The three leading candidates in Afghanistan's presidential election Saturday are all urbane, Westernized men who usually wear suits. Yet their running mates range from notorious warlords to a woman.
Linda Wertheimer talks to Evan Osnos about his New Yorker piece in which he explores how the coal industry has become a political player in the state, and what that could mean for future regulation.
A soldier who was undergoing assessment to determine whether he had post-traumatic stress disorder opened fire on Wednesday at the base. Four people are dead including the shooter, who killed himself.
Last week, a National Labor Relations Board ruling gave football players at Northwestern University the right to unionize.
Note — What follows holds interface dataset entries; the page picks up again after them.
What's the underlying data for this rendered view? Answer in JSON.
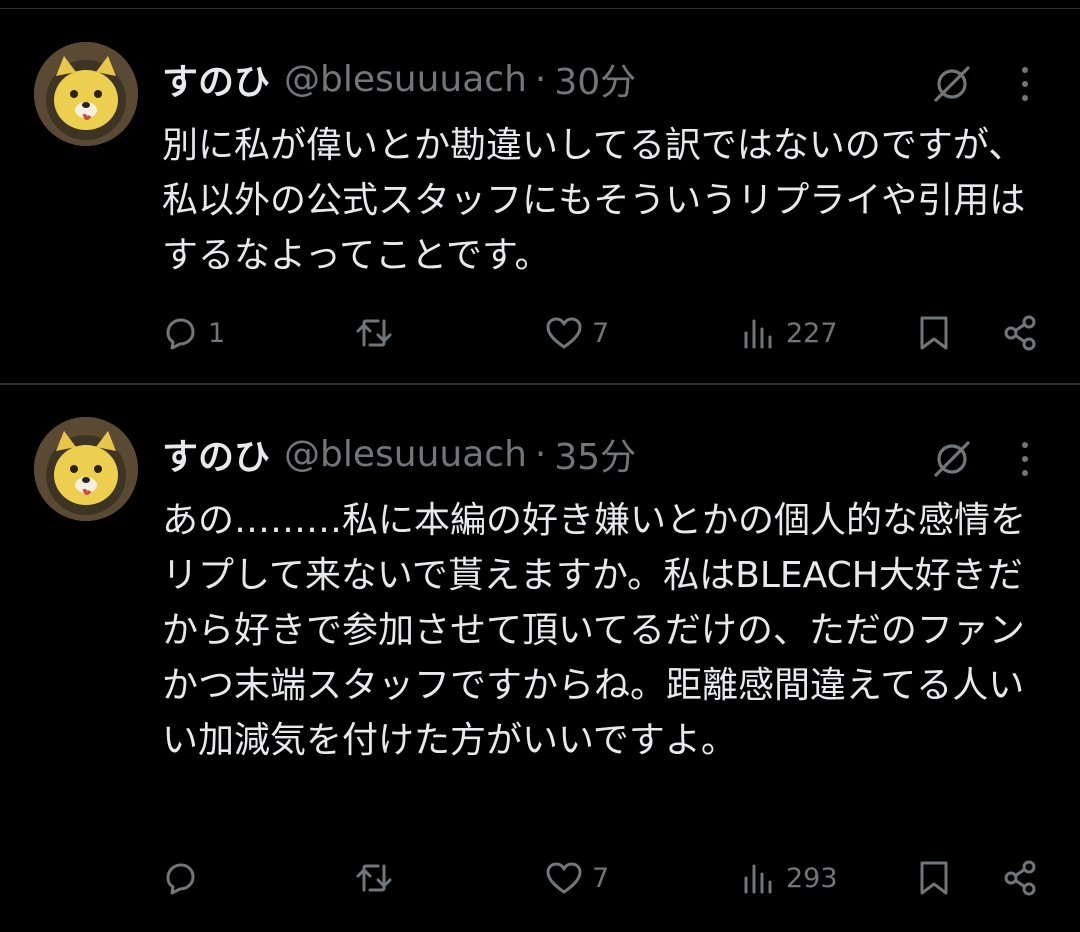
{
  "tweets": [
    {
      "name": "すのひ",
      "handle": "@blesuuuach",
      "separator": "·",
      "time": "30分",
      "text": "別に私が偉いとか勘違いしてる訳ではないのですが、私以外の公式スタッフにもそういうリプライや引用はするなよってことです。",
      "stats": {
        "replies": "1",
        "retweets": "",
        "likes": "7",
        "views": "227"
      }
    },
    {
      "name": "すのひ",
      "handle": "@blesuuuach",
      "separator": "·",
      "time": "35分",
      "text": "あの………私に本編の好き嫌いとかの個人的な感情をリプして来ないで貰えますか。私はBLEACH大好きだから好きで参加させて頂いてるだけの、ただのファンかつ末端スタッフですからね。距離感間違えてる人いい加減気を付けた方がいいですよ。",
      "stats": {
        "replies": "",
        "retweets": "",
        "likes": "7",
        "views": "293"
      }
    }
  ],
  "icons": {
    "reply": "reply-icon",
    "retweet": "retweet-icon",
    "like": "heart-icon",
    "views": "views-icon",
    "bookmark": "bookmark-icon",
    "share": "share-icon",
    "grok": "grok-icon",
    "more": "more-icon"
  },
  "colors": {
    "background": "#000000",
    "text": "#e7e9ea",
    "muted": "#71767b",
    "divider": "#2f3336"
  }
}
Northwestern is challenging the decision. The NCAA supports the appeal.
The U.S. Supreme Court has struck down limits on how much a single individual can give in total to candidates and parties. The ruling could give wealthy donors even more influence in elections.
The Supreme Court on Wednesday took out a major pillar of campaign finance limits. The justices ruled a donor may give the maximum amount to as many federal candidates or committees as they wish.
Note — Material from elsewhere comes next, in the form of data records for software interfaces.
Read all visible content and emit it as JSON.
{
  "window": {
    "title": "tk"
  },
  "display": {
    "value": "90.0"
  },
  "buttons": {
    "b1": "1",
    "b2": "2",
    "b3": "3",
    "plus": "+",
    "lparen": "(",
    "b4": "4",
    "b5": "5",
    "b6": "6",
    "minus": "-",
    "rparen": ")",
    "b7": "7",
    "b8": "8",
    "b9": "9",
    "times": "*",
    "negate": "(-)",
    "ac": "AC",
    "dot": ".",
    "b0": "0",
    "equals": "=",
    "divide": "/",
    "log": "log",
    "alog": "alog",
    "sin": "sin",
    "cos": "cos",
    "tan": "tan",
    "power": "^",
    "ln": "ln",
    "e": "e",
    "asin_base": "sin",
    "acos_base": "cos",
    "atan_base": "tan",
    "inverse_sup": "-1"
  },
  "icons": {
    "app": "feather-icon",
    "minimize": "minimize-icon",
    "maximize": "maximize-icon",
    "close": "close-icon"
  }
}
Military officials say a soldier opened fire at the base killing three people before taking his own life. A senior officer says the shooter was being assessed for post-traumatic stress disorder.
By a 5-4 vote, the justices eliminated the cap on the total amount donors can contribute in an election cycle. The aggregate limit had been $123,000.
In the Afghan capital Kabul, a suicide bomber wearing a police uniform walked up to a checkpoint outside the headquarters of the Interior Ministry and killed several members of the national police.
It looked like two players in the Federal Hockey League were going to fight. Instead, they hugged and pulled out a beer. Cool stunt, except for the league suspended them.
It was such an odd day of news on Tuesday that people wrote asking which of our stories was the April Fool's joke? Hint: It was the one about the cat.
Taiwanese students have demonstrated against a trade agreement between Taiwan and China. The protesters see the pact as another step toward economic absorption into mainland China.
Morning Edition's Renee Montagne, who's reporting from Afghanistan, talks to New York Times reporter Carlotta Gall about her new book, The Wrong Enemy: America in Afghanistan: 2001-2014.
NATO is scaling back cooperation with Russia to punish it for its annexation of Ukraine's Crimean peninsula. While the rhetoric is tough, Secretary Kerry is keeping the door open for negotiations.
Thirty-seven percent of New Yorkers faced severe material hardship last year, but the city's official poverty rate is only 21 percent. Researchers are trying to find a better way to measure poverty.
Liberal Democrats and conservative Republicans both can find a lot to love in House Budget Committee Chairman Paul Ryan's latest budget proposal. With big cuts to social programs and tax cuts skewed toward the wealthy, the plan plays into campaign themes for both sides.
David Greene and Steve Inskeep have the Last Word in business.
It has been nearly two months since a metal stormwater pipe ruptured near the Dan River in North Carolina. As much as 39,000 tons of potentially toxic carbon byproduct poured into the river. A federal criminal investigation was launched into the relationship between the nation's largest electricity provider Duke Energy and a state environmental agency.